Published by USA Today //pdf1//
Sitting at a wooden table at his 3-week-old restaurant, Saturnino Morrejon Ramos surveyed the turquoise water of this inlet on the Caribbean off Cuba's southern coast.
"I still remember the gunfire," Ramos, 64, said, referring to the failed, CIA-backed invasion by Cuban exiles to depose the regime of Fidel Castro in 1961.
Ramos and others like him are taking part in a decidedly capitalistic change in Cuba in which the communist rulers have relaxed state control of the economy to generate wealth. Results appear mixed because of high taxes on profits and restrictions on economic freedoms that could lead to demands for political liberties.
Ramos is happy about the changes. The tables, chairs and kitchen of the restaurant atop his house were bought using $5,000 worth of remittances, or cash that the family gets from relatives in the USA.
"It's definitely worth paying the taxes to the government because we're earning more money," he said, admiring both the view and the fish caught yards away that lay grilled on the plates of diners. "Everyone's pleased the government has allowed this."
Private restaurants such as this are known as paladares. They first appeared in the early 1990s soon after the Soviet Union collapsed, taking with it the financial aid and subsidized fuel that propped up the Cuban economy.
The private restaurants in people's homes were permitted grudgingly by the Castro government to help Cubans contend with the poor economy, which has for decades been subjected to a rigid socialist state that forbids private enterprise.
After an ailing Fidel stepped back from power in 2006, his brother and now president, Raúl Castro, slowly began to relax state controls on commerce. Political repression and denial of rights of speech remain intact, but in an attempt at a China-style system, Raúl has tried to encourage a private sector.
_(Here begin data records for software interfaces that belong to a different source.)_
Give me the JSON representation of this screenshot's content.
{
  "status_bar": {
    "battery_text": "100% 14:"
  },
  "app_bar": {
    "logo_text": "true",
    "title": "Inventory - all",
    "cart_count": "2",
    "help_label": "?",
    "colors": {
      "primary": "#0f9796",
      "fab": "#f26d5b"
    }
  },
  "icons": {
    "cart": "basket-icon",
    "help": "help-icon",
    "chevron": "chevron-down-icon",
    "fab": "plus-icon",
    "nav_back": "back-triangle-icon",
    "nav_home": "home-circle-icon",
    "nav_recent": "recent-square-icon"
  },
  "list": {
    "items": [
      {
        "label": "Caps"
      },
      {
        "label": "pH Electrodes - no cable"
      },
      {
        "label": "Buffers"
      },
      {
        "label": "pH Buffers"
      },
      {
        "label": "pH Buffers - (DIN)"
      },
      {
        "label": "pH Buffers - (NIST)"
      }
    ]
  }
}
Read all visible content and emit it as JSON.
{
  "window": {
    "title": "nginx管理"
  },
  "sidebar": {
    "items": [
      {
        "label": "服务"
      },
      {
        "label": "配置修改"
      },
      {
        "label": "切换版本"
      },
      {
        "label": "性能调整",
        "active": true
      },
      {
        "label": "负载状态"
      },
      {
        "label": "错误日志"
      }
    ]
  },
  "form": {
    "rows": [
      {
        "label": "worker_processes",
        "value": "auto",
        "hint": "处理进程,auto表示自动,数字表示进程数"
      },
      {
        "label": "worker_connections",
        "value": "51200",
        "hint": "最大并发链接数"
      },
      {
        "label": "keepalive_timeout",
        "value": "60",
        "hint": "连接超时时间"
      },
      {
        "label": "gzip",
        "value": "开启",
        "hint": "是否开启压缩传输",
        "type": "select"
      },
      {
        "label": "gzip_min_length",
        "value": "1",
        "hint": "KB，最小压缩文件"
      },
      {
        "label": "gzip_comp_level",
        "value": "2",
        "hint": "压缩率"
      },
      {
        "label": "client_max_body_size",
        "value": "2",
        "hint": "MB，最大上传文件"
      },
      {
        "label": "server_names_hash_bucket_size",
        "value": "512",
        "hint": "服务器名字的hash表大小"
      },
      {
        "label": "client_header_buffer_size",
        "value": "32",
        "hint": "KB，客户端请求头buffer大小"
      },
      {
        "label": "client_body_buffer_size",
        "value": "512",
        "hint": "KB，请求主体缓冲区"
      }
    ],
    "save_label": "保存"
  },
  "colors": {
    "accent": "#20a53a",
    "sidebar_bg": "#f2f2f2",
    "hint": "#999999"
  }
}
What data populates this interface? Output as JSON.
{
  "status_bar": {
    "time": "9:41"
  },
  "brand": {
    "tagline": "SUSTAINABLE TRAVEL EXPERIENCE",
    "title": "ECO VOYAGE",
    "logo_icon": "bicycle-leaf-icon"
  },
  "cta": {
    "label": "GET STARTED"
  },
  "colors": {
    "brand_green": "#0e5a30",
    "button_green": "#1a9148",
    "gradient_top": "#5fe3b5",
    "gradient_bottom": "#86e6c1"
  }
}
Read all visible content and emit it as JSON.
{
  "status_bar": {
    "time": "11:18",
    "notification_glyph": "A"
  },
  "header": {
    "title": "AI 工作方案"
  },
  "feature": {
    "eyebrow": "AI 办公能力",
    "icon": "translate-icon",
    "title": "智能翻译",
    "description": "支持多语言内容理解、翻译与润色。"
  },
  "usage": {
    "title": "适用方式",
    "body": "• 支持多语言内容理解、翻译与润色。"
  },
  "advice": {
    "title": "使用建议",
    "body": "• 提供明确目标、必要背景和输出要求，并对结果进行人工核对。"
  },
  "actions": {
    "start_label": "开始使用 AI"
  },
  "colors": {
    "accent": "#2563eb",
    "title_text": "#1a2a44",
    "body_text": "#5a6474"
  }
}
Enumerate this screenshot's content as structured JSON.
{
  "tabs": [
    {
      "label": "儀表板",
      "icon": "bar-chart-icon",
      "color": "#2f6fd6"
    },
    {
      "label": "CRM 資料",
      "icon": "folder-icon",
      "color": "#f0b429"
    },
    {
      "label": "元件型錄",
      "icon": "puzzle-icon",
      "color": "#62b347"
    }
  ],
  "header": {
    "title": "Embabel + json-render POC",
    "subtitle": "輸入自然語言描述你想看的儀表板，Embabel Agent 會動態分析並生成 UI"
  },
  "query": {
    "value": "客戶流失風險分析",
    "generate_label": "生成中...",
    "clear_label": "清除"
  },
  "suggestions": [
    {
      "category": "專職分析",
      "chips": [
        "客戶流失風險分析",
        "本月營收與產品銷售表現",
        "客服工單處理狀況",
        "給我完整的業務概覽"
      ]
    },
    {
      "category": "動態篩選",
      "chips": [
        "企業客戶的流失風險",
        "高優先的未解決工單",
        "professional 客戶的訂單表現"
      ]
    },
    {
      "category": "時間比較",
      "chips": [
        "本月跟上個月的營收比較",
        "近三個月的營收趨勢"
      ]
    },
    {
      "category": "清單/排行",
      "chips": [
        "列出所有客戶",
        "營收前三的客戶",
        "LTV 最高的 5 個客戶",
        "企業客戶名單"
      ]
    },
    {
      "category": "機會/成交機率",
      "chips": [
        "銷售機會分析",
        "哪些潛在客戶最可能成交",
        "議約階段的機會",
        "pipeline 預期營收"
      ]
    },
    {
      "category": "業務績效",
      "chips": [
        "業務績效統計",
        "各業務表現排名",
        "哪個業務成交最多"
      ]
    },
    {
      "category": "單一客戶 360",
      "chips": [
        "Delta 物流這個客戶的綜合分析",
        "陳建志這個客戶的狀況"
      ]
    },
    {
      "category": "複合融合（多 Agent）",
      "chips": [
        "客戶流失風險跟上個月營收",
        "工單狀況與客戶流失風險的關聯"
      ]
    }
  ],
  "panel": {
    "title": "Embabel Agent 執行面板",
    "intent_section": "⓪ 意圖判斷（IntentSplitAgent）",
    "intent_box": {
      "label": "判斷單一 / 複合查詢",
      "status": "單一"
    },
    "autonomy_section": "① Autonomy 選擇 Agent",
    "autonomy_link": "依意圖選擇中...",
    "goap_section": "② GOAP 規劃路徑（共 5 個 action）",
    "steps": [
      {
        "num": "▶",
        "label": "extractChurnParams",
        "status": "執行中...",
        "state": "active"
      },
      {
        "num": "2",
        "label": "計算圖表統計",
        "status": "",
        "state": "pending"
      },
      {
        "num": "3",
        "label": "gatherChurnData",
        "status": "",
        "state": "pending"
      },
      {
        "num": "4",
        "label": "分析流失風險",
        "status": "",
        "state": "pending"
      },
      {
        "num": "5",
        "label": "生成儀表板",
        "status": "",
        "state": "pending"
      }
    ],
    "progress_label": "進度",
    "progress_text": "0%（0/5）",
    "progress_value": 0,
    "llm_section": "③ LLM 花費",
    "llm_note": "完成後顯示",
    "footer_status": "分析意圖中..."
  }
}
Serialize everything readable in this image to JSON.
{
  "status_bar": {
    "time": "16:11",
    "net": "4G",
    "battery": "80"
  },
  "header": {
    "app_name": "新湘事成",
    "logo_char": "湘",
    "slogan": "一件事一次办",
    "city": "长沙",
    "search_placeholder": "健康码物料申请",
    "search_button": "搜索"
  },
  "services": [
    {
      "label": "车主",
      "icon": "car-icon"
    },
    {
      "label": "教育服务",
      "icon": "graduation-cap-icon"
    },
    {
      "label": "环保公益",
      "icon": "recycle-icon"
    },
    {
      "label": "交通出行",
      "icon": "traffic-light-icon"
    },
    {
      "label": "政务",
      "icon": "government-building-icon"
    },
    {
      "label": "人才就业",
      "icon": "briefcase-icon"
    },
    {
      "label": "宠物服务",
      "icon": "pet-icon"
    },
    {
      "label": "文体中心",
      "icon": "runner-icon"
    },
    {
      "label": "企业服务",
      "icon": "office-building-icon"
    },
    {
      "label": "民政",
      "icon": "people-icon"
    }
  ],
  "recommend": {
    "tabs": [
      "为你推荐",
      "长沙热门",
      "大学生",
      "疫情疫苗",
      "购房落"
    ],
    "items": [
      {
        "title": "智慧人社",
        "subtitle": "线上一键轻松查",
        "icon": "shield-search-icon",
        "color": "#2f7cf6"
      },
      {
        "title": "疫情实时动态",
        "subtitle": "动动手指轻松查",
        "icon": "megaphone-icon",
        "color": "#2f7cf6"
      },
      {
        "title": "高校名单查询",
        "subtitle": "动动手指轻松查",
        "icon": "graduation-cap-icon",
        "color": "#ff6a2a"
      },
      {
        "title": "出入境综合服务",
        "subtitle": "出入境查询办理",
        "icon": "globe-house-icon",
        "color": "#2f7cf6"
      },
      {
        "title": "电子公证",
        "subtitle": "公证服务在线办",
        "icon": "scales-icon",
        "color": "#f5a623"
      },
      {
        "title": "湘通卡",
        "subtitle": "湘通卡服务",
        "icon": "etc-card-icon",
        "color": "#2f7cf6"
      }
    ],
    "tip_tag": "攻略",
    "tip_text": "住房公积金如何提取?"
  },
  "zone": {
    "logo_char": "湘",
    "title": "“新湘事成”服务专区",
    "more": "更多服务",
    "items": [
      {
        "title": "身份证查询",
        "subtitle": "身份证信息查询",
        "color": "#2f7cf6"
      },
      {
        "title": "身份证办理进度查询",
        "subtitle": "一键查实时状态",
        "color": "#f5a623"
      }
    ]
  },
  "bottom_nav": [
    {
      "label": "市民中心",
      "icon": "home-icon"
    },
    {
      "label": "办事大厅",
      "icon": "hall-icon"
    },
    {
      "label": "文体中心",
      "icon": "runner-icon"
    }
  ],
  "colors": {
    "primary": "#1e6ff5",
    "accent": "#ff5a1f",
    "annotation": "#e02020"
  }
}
Cuba began by cutting more than 20% of the government-employed workforce, which was largely relegated to phantom jobs to make the claim that Cuba's social model created 100% employment. Castro allowed for an increased number of cuentapropista, or self-employment licenses, to spur more small businesses.
The licenses come with fixed amounts of taxes, regardless of the profits made, and restrictions on how many people can be hired.
Only enterprises that hire unskilled workers, such as restaurants and street vendors, are eligible for the licenses. Professionals such as doctors and architects are banned from expanding their practices.
Raúl Castro defended the pace of the changes, saying, "It is proceeding without haste, so that we don't make new mistakes."
There have been some noticeable changes. Farmers have been able to lease government land, and Cubans can buy and sell cars and property. Private guesthouses, normally a spare room in someone's house that tourists can rent for the night, are found all over Havana.
One license-holder who was popping and bagging popcorn for sale on the street said the changes are not without problems. He said he rents out a room in his home, but more than half of the $20-a-night he charges must go to the government even if the room is vacant.
"The state earns more money from my business than I do," he said, asking that his name not be published for fear of reprisal from the government.
The Cuban government says the level of taxation is necessary to subsidize health care, education and telephone, electricity and water services. Cuban economist Oscar Espinosa Chepe said the taxes are so high that only the tiniest of enterprises can form.
"The reforms are not sufficient; they could be done much quicker," he said. "This government is trying to give the impression that it's changing, but the country is on the edge of a cliff."
Few newer-model cars are seen on the streets of Havana, shelves of stores are bereft of goods and shortages of food are common. Still, driving a taxi or running a guesthouse can be lucrative compared with surviving on state salaries alone.
Payments to private enterprises are made not with the low-value Cuban peso that public employees receive but the Cuban convertible peso, a currency roughly equivalent to the U.S. dollar. Given that the average wage in Cuba is $18 a month, the Cubans who are licensed to run a business are creating an inversion of social norms in the country, Espinosa says.
"A porter in a hotel or a taxi driver can earn more than a Cuban doctor," he said. "And they have a grandiose view of themselves. It's a joke."
Espinosa worries that none of the economic changes will survive should Cuba lose the patronage of Venezuelan President Hugo Chávez, who has used his nation's oil wealth to replace the Soviet Union as Cuba's benefactor.
Espinosa says even the catastrophic loss of welfare from Venezuela would not prompt the Castros to open the economy in full fashion.
"The problem is that the government is scared," said Espinosa, who was imprisoned in 2003 for 18 months for allegedly receiving money from abroad and possessing newspaper clippings about meetings between representatives of the United States and Cuban dissidents. "They know that economic freedom is linked to political freedom."